Keep on Truckin’
by Matthew Williams
If you ain’t seen a 53-foot tractor-trailer back up West First Avenue from Harrison Park Place to Michigan Avenue without hitting any of the cars parked along both sides of the street, you ain’t seen nothin’.
Back in 2005, the approved truck route through Harrison West was north on Michigan Avenue, west on First, then north on Perry Street to West Third Avenue. The “No Through Trucks” signs at Michigan and First continue to make that route clear, as do many truckers’ GPS systems. Since the Harrison Park Condos were built, however, that route no longer makes sense. First Avenue, which narrows at Oregon Avenue, is often parked up with residents’ cars, and Perry Street—also heavily parked—now features a center median.

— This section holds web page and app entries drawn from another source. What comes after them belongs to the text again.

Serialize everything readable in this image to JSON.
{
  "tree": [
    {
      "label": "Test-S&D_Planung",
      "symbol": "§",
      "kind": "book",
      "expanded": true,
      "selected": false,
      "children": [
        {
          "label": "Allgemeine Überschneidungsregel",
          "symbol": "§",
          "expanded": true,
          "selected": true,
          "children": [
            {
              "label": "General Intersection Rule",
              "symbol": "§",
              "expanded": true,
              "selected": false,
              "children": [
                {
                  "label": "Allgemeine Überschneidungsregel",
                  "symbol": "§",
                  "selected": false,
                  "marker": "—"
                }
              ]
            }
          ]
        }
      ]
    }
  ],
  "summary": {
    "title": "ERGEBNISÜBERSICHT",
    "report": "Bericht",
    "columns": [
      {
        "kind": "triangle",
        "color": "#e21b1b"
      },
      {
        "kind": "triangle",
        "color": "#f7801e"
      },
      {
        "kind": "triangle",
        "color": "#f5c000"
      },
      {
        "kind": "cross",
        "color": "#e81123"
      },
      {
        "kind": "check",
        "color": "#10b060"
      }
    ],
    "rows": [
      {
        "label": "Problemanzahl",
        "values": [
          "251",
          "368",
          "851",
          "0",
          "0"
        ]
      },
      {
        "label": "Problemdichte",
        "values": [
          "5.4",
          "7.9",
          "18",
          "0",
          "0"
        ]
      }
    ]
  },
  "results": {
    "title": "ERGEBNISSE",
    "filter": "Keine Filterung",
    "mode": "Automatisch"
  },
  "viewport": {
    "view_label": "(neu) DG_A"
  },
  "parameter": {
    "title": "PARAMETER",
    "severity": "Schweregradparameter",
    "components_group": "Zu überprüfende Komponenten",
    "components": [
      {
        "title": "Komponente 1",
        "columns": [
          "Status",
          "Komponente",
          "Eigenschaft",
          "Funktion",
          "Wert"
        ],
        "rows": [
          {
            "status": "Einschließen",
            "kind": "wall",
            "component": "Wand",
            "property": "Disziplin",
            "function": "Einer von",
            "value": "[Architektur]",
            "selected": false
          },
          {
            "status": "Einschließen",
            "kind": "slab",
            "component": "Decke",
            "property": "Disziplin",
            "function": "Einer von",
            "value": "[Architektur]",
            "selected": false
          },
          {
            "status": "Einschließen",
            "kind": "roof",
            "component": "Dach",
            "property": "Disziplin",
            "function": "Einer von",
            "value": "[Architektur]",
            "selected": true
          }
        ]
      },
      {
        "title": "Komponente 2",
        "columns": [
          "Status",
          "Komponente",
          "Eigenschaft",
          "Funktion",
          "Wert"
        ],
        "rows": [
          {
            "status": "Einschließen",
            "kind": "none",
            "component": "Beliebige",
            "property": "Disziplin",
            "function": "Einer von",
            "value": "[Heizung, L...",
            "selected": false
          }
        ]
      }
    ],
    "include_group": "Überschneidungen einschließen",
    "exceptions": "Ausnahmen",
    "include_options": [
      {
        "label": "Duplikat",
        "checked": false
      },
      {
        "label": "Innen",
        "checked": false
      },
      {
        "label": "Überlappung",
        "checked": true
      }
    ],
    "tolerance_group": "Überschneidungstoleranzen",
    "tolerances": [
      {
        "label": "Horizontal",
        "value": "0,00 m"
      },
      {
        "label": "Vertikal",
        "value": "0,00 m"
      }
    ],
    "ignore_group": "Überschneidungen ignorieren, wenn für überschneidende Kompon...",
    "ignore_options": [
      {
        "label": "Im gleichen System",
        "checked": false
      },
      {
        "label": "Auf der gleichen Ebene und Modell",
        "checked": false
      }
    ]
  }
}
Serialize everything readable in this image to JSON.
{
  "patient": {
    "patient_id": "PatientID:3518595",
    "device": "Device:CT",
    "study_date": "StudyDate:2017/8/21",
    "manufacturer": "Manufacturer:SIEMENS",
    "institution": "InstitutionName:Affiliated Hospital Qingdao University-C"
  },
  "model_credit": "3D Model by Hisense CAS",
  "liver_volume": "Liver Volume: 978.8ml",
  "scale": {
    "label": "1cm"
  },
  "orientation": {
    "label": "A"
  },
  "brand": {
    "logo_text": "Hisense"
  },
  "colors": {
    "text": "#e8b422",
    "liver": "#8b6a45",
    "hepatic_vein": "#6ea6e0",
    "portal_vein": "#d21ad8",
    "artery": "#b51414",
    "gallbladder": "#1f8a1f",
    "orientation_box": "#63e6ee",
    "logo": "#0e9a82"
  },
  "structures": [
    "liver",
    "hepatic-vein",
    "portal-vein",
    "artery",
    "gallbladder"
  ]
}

Unfortunately, many truckers don’t know about the changes to our neighborhood and too often find themselves trapped on newly residential streets with no good options for getting out. The most daring drivers back up First to Michigan. Most either continue up Perry going the wrong way along the median to avoid the curve or, worse, end up on Harrison Park Place and find that they have no way out except for a series of right turns. Some have figured out how to execute a three-point turn and Perry and First and return to Michigan. A few have driven into the lawn at Harrison Park or over tree lawns to negotiate tight turns and avoid parked cars. Ever wonder why a huge boulder was dropped at the intersection of Perry and Ingleside Avenue? It was put there to deter trucks from trying to turn onto Ingleside because they invariably ran over the curb lawn or the sprinkler system.
The Harrison West Society has noted the problem and has asked me to work with the city to resolve it. I have talked with Stephen Gaines in the Division of Planning and Operations in the Department of Public Service and reported the damage that trucks have caused to Harrison Park as well as to trees in the tree lawns in the area and to private property.
I argued that the current signage is inadequate and hard to see, but after an initial review of the situation, Mr. Gaines contended that in his department’s opinion, the current signage is adequate; he did acknowledge that some drivers might be ignoring the signs. In reply, Kristen Easterday, HWS President, sent a letter to Mr. Gaines, Randy Bowman (Division of Mobility Services), Isom Nivens (Neighborhood Services Division), Chet Ridenour (Short North Civic Association), and Councilmember Eileen Paley disagreeing with his assessment and pointing out specific locations where signage is not visible to drivers until they have already committed to an unacceptable route. She also suggested new sign verbiage, new sign locations, and new sign orientations that we feel would help drivers find their way around Harrison West.
In its latest reply, the city has acknowledged that there is a problem. Patricia Austin (Division of Planning and Operations) commented that the city “regards this problem as a priority,” and she has added it as a task to be part of the Short North parking study due to be published by fall of 2014. Until the study is completed, the society doesn’t expect to see significant improvement in the situation, but we do hope to work with the city to establish reasonable truck routes around the neighborhood as part of their parking master plan.